| What to produce |
Lines with the word "page" in them must be copied from the records below.
**********
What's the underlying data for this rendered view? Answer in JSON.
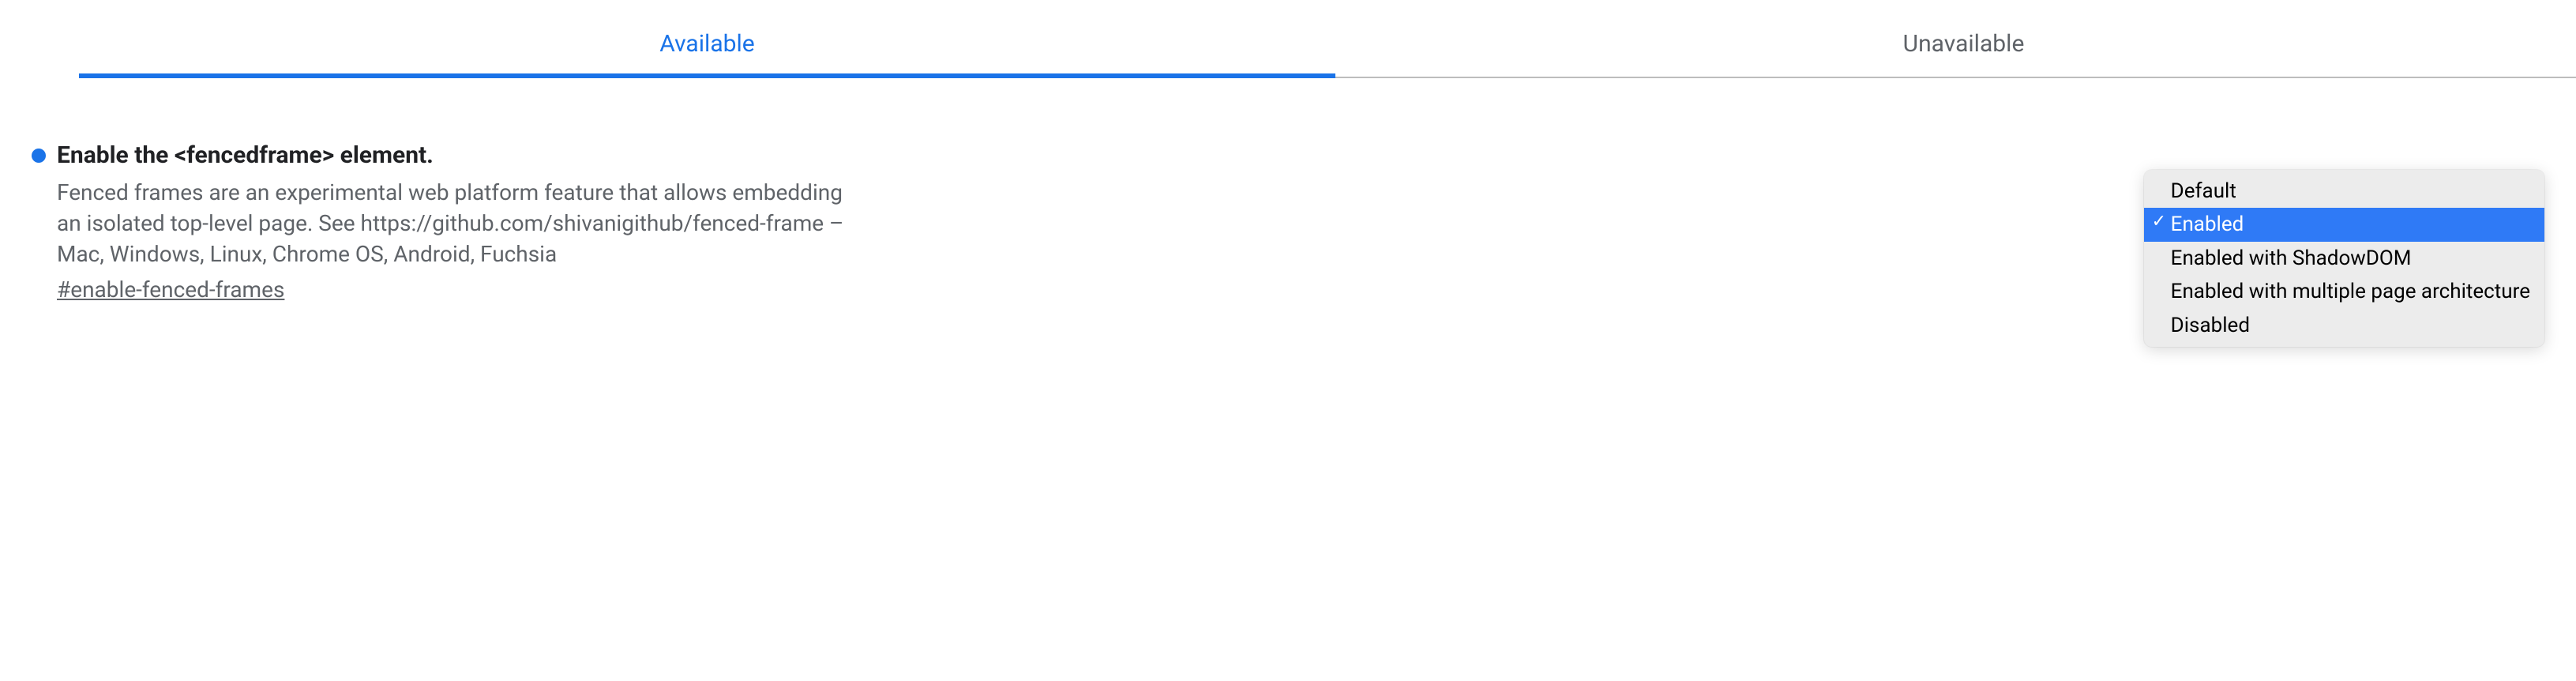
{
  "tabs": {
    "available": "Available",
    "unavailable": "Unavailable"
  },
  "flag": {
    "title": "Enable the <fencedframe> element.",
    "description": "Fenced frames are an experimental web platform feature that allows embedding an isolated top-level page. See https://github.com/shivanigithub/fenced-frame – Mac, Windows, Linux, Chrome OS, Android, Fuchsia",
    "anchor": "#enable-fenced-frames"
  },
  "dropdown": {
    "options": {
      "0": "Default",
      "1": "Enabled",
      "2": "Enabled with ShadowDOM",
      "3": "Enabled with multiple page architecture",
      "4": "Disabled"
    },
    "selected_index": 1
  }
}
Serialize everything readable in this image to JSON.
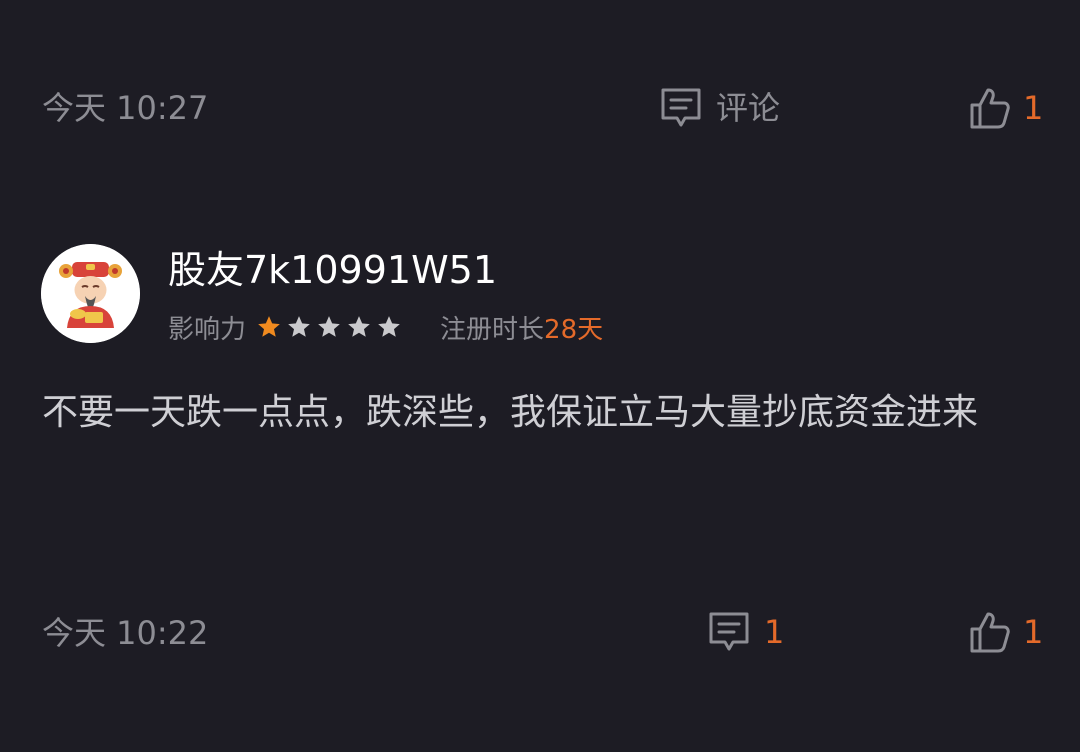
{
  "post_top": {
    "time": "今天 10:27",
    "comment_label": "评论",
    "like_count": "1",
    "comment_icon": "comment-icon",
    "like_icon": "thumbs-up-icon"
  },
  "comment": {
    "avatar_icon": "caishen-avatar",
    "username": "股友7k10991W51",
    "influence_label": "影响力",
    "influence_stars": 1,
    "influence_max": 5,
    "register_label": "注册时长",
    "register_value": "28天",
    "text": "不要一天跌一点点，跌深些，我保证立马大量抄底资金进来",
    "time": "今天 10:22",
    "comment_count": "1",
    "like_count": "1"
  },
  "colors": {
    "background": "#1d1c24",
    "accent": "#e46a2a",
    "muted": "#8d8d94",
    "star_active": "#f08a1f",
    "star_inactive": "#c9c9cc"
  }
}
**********
| Task response |
    "description": "Fenced frames are an experimental web platform feature that allows embedding an isolated top-level page. See https://github.com/shivanigithub/fenced-frame – Mac, Windows, Linux, Chrome OS, Android, Fuchsia",
      "3": "Enabled with multiple page architecture",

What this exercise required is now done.